*GOAL OF THE EXERCISE:*
Scan the material that follows for lines with "icon". Answer with how many there are, nothing else.

[[ GIVEN DATA open ]]

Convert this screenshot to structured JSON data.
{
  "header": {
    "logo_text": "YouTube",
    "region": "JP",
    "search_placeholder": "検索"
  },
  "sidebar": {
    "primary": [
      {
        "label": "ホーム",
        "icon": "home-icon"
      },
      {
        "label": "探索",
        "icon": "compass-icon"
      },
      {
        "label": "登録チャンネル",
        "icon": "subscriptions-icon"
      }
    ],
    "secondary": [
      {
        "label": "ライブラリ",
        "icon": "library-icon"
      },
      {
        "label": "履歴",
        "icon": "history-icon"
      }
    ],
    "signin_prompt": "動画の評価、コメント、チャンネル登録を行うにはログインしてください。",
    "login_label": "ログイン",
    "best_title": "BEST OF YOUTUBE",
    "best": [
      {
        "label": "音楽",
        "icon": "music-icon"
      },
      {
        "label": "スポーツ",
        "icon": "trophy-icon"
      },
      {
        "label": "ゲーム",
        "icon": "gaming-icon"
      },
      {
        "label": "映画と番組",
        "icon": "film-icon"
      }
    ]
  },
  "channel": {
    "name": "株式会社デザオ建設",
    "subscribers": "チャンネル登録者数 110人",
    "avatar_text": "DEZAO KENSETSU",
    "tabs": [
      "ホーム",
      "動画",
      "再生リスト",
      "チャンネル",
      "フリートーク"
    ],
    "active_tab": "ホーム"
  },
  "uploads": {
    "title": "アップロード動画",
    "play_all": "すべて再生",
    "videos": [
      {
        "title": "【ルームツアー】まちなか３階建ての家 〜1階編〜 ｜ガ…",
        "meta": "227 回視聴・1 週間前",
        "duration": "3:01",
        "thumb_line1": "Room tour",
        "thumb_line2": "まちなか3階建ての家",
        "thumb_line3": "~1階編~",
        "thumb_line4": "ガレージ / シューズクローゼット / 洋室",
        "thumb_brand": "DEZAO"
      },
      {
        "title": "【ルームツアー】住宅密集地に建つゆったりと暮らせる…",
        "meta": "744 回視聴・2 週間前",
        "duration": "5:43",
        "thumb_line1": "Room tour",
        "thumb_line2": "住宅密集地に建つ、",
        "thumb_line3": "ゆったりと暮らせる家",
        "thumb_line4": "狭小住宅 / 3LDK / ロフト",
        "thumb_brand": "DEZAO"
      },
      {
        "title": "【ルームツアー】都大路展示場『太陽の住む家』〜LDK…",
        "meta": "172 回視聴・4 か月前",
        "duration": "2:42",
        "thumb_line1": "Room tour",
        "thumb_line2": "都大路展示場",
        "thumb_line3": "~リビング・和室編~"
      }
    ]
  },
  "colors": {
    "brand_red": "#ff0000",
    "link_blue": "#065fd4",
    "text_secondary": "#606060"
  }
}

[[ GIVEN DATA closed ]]

*TASK ANSWER:*
9